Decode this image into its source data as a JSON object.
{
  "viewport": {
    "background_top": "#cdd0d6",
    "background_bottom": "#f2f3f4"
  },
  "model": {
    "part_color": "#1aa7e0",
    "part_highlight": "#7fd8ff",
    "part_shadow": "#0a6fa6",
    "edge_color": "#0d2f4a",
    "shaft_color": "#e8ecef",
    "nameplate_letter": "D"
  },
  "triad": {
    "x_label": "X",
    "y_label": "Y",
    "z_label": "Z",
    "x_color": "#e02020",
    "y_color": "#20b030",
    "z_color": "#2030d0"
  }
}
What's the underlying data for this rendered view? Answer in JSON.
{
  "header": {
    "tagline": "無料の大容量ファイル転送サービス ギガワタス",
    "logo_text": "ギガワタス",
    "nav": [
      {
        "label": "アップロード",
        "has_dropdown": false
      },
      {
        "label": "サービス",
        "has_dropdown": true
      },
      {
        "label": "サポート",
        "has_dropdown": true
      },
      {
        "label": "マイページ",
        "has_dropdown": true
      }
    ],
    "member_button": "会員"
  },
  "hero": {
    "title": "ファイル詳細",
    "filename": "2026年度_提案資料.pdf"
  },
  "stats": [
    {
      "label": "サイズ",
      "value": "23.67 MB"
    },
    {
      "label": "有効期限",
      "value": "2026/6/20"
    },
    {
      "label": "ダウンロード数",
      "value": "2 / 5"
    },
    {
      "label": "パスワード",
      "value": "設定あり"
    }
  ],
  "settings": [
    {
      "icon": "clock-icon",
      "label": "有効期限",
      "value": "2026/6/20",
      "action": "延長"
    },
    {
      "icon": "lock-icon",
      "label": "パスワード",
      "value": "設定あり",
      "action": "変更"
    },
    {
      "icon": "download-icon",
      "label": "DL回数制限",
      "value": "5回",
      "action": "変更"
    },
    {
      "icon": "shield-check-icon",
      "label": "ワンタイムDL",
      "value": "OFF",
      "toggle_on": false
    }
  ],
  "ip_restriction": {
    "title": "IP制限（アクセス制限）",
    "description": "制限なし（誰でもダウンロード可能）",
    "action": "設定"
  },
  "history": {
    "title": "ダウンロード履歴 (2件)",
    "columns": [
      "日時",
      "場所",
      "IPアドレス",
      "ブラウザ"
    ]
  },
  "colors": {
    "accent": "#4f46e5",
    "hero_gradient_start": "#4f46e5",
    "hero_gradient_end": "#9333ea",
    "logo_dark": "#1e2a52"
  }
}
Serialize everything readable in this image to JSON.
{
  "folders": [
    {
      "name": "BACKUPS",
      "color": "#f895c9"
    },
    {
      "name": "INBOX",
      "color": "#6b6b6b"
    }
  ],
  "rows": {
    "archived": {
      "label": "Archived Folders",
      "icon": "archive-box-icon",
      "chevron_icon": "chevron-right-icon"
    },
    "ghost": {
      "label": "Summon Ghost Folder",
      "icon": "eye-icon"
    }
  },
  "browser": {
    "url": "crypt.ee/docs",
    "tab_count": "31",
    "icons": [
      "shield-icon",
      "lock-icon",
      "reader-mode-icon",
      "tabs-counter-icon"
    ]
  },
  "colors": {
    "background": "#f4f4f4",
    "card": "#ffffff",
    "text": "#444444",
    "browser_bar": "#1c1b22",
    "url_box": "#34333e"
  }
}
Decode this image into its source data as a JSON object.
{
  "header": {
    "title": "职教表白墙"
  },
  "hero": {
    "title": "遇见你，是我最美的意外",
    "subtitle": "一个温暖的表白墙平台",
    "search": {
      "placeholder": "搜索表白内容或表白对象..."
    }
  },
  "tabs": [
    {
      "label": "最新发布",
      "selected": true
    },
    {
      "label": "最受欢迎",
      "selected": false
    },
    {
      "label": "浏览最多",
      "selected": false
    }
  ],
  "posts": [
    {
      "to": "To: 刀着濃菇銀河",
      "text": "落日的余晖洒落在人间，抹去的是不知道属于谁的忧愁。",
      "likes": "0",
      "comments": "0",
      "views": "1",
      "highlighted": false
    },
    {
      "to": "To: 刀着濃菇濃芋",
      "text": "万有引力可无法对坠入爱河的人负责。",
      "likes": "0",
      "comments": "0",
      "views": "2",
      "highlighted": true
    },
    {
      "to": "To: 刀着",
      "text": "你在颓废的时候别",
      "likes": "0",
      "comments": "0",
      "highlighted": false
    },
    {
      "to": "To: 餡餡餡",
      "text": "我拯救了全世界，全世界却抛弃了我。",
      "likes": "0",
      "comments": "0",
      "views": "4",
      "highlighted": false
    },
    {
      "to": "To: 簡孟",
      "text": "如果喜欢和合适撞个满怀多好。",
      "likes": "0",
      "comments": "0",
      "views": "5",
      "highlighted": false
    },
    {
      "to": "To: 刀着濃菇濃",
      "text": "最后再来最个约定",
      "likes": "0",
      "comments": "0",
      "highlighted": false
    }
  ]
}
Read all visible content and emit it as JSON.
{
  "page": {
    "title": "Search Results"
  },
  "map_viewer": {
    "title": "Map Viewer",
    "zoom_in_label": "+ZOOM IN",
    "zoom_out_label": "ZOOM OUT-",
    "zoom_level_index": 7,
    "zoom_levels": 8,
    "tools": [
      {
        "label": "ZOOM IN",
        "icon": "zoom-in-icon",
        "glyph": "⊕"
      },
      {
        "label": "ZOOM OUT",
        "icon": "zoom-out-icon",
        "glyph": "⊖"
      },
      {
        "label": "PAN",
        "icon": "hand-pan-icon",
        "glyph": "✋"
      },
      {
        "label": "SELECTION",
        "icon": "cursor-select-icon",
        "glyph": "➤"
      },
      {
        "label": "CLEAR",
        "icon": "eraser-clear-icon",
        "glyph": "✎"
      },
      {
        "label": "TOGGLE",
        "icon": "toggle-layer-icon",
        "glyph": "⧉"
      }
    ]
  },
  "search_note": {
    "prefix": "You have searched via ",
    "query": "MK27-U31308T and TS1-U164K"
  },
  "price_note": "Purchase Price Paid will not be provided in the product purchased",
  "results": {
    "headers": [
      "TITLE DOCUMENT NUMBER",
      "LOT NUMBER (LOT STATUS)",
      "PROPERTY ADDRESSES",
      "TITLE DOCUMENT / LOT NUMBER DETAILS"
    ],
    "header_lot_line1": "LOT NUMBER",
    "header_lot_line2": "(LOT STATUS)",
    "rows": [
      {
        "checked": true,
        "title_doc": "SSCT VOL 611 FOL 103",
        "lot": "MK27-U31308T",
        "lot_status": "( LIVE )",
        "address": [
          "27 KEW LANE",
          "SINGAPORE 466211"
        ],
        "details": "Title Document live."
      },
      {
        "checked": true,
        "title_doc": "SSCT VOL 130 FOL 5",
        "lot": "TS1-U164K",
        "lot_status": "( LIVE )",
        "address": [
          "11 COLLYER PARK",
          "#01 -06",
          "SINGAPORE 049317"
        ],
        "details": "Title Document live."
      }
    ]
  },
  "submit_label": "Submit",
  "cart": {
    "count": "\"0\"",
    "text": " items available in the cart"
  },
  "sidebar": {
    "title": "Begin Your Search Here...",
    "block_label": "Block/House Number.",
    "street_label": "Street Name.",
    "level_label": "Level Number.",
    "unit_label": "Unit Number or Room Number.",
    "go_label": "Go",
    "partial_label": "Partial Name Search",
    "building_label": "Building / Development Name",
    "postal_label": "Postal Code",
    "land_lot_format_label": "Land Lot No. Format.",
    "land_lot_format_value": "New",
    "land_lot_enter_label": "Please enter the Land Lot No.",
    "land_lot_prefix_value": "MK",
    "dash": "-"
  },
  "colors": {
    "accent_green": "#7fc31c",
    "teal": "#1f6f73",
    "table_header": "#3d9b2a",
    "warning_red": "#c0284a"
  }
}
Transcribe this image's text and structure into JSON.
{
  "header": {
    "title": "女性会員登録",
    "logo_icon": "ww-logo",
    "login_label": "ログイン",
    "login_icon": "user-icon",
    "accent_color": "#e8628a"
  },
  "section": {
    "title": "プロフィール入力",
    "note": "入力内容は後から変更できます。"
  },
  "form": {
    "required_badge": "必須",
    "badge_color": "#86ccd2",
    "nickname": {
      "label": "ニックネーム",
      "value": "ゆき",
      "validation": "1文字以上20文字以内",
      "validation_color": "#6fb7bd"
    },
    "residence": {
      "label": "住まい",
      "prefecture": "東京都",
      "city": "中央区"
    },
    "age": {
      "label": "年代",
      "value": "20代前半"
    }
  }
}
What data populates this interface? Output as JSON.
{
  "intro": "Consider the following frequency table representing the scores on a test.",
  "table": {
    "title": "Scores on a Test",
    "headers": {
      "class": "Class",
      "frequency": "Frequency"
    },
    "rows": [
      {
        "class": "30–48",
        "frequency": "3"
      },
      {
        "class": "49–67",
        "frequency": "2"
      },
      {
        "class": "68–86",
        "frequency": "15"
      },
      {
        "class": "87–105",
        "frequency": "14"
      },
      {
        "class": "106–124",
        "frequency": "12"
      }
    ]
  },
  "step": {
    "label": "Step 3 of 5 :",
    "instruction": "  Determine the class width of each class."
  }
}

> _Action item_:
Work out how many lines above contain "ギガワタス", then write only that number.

> _Answer to this exercise_:
2